-- TASK TO CARRY OUT --
Each entry that follows should be retyped exactly.

(Extracted data entries)
******************************
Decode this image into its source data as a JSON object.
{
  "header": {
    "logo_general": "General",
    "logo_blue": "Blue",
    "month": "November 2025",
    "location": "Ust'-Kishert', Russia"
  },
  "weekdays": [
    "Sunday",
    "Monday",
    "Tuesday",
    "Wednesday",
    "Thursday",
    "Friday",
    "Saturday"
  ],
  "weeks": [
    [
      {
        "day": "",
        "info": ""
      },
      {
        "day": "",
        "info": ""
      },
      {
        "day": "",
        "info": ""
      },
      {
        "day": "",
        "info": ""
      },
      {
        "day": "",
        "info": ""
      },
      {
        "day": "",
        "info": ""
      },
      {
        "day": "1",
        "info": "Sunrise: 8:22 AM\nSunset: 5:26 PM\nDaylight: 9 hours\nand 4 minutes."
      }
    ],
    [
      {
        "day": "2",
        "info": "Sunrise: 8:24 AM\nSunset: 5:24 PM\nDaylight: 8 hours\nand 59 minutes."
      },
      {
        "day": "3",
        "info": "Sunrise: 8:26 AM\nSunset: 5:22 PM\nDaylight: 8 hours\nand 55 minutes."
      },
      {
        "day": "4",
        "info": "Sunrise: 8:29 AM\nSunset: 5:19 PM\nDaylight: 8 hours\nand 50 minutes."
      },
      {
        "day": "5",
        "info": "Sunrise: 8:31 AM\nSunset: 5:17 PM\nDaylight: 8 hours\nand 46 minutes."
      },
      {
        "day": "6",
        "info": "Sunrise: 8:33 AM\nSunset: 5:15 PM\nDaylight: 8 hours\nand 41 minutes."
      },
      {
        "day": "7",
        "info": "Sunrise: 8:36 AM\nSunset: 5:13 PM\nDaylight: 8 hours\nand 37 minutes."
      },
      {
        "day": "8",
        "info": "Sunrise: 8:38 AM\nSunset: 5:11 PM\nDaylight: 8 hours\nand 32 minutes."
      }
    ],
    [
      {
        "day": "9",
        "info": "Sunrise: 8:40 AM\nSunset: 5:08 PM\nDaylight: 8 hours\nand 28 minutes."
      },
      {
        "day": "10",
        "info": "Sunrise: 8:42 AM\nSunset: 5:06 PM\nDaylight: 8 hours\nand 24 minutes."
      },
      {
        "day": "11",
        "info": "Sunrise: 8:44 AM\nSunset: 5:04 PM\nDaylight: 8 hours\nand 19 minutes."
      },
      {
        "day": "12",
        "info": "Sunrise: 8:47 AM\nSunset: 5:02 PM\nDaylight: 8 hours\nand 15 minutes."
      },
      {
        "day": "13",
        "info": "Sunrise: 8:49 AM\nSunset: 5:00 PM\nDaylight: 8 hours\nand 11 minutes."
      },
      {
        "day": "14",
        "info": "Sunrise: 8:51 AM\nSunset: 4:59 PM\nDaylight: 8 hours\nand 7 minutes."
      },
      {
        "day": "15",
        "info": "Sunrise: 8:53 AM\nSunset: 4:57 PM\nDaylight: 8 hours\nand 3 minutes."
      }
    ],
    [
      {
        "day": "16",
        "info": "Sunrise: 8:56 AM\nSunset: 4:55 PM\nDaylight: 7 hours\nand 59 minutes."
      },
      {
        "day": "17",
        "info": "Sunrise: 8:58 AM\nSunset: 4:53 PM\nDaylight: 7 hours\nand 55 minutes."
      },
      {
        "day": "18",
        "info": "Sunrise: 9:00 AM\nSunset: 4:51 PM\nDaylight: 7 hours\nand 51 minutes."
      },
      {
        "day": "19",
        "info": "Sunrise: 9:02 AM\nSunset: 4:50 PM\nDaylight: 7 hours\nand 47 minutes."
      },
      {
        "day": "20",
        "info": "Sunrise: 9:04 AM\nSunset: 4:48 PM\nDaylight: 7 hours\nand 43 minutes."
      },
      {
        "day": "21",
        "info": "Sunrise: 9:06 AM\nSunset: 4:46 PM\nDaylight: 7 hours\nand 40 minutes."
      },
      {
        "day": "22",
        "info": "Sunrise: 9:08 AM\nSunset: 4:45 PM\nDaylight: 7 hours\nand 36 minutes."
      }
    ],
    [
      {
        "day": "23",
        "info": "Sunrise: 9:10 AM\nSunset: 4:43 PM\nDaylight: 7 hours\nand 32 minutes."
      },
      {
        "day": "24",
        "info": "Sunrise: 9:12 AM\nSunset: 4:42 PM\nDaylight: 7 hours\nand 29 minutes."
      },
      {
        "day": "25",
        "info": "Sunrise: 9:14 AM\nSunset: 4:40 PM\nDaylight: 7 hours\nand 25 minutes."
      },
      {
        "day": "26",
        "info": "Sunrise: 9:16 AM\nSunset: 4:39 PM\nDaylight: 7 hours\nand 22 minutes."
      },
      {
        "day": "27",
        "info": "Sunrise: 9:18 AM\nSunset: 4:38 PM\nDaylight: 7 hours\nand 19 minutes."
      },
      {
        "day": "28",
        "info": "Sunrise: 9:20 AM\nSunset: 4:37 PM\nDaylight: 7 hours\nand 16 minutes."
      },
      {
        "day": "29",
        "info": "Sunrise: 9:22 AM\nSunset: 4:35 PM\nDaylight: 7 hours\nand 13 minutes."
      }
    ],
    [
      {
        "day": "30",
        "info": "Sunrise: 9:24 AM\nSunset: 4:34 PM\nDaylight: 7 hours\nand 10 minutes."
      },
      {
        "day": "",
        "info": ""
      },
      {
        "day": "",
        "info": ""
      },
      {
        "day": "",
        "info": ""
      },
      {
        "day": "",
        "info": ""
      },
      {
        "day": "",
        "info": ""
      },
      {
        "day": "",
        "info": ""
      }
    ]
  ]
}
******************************
-- TASK RESPONSE --
Decode this image into its source data as a JSON object.
{
  "header": {
    "logo_general": "General",
    "logo_blue": "Blue",
    "month": "November 2025",
    "location": "Ust'-Kishert', Russia"
  },
  "weekdays": [
    "Sunday",
    "Monday",
    "Tuesday",
    "Wednesday",
    "Thursday",
    "Friday",
    "Saturday"
  ],
  "weeks": [
    [
      {
        "day": "",
        "info": ""
      },
      {
        "day": "",
        "info": ""
      },
      {
        "day": "",
        "info": ""
      },
      {
        "day": "",
        "info": ""
      },
      {
        "day": "",
        "info": ""
      },
      {
        "day": "",
        "info": ""
      },
      {
        "day": "1",
        "info": "Sunrise: 8:22 AM\nSunset: 5:26 PM\nDaylight: 9 hours\nand 4 minutes."
      }
    ],
    [
      {
        "day": "2",
        "info": "Sunrise: 8:24 AM\nSunset: 5:24 PM\nDaylight: 8 hours\nand 59 minutes."
      },
      {
        "day": "3",
        "info": "Sunrise: 8:26 AM\nSunset: 5:22 PM\nDaylight: 8 hours\nand 55 minutes."
      },
      {
        "day": "4",
        "info": "Sunrise: 8:29 AM\nSunset: 5:19 PM\nDaylight: 8 hours\nand 50 minutes."
      },
      {
        "day": "5",
        "info": "Sunrise: 8:31 AM\nSunset: 5:17 PM\nDaylight: 8 hours\nand 46 minutes."
      },
      {
        "day": "6",
        "info": "Sunrise: 8:33 AM\nSunset: 5:15 PM\nDaylight: 8 hours\nand 41 minutes."
      },
      {
        "day": "7",
        "info": "Sunrise: 8:36 AM\nSunset: 5:13 PM\nDaylight: 8 hours\nand 37 minutes."
      },
      {
        "day": "8",
        "info": "Sunrise: 8:38 AM\nSunset: 5:11 PM\nDaylight: 8 hours\nand 32 minutes."
      }
    ],
    [
      {
        "day": "9",
        "info": "Sunrise: 8:40 AM\nSunset: 5:08 PM\nDaylight: 8 hours\nand 28 minutes."
      },
      {
        "day": "10",
        "info": "Sunrise: 8:42 AM\nSunset: 5:06 PM\nDaylight: 8 hours\nand 24 minutes."
      },
      {
        "day": "11",
        "info": "Sunrise: 8:44 AM\nSunset: 5:04 PM\nDaylight: 8 hours\nand 19 minutes."
      },
      {
        "day": "12",
        "info": "Sunrise: 8:47 AM\nSunset: 5:02 PM\nDaylight: 8 hours\nand 15 minutes."
      },
      {
        "day": "13",
        "info": "Sunrise: 8:49 AM\nSunset: 5:00 PM\nDaylight: 8 hours\nand 11 minutes."
      },
      {
        "day": "14",
        "info": "Sunrise: 8:51 AM\nSunset: 4:59 PM\nDaylight: 8 hours\nand 7 minutes."
      },
      {
        "day": "15",
        "info": "Sunrise: 8:53 AM\nSunset: 4:57 PM\nDaylight: 8 hours\nand 3 minutes."
      }
    ],
    [
      {
        "day": "16",
        "info": "Sunrise: 8:56 AM\nSunset: 4:55 PM\nDaylight: 7 hours\nand 59 minutes."
      },
      {
        "day": "17",
        "info": "Sunrise: 8:58 AM\nSunset: 4:53 PM\nDaylight: 7 hours\nand 55 minutes."
      },
      {
        "day": "18",
        "info": "Sunrise: 9:00 AM\nSunset: 4:51 PM\nDaylight: 7 hours\nand 51 minutes."
      },
      {
        "day": "19",
        "info": "Sunrise: 9:02 AM\nSunset: 4:50 PM\nDaylight: 7 hours\nand 47 minutes."
      },
      {
        "day": "20",
        "info": "Sunrise: 9:04 AM\nSunset: 4:48 PM\nDaylight: 7 hours\nand 43 minutes."
      },
      {
        "day": "21",
        "info": "Sunrise: 9:06 AM\nSunset: 4:46 PM\nDaylight: 7 hours\nand 40 minutes."
      },
      {
        "day": "22",
        "info": "Sunrise: 9:08 AM\nSunset: 4:45 PM\nDaylight: 7 hours\nand 36 minutes."
      }
    ],
    [
      {
        "day": "23",
        "info": "Sunrise: 9:10 AM\nSunset: 4:43 PM\nDaylight: 7 hours\nand 32 minutes."
      },
      {
        "day": "24",
        "info": "Sunrise: 9:12 AM\nSunset: 4:42 PM\nDaylight: 7 hours\nand 29 minutes."
      },
      {
        "day": "25",
        "info": "Sunrise: 9:14 AM\nSunset: 4:40 PM\nDaylight: 7 hours\nand 25 minutes."
      },
      {
        "day": "26",
        "info": "Sunrise: 9:16 AM\nSunset: 4:39 PM\nDaylight: 7 hours\nand 22 minutes."
      },
      {
        "day": "27",
        "info": "Sunrise: 9:18 AM\nSunset: 4:38 PM\nDaylight: 7 hours\nand 19 minutes."
      },
      {
        "day": "28",
        "info": "Sunrise: 9:20 AM\nSunset: 4:37 PM\nDaylight: 7 hours\nand 16 minutes."
      },
      {
        "day": "29",
        "info": "Sunrise: 9:22 AM\nSunset: 4:35 PM\nDaylight: 7 hours\nand 13 minutes."
      }
    ],
    [
      {
        "day": "30",
        "info": "Sunrise: 9:24 AM\nSunset: 4:34 PM\nDaylight: 7 hours\nand 10 minutes."
      },
      {
        "day": "",
        "info": ""
      },
      {
        "day": "",
        "info": ""
      },
      {
        "day": "",
        "info": ""
      },
      {
        "day": "",
        "info": ""
      },
      {
        "day": "",
        "info": ""
      },
      {
        "day": "",
        "info": ""
      }
    ]
  ]
}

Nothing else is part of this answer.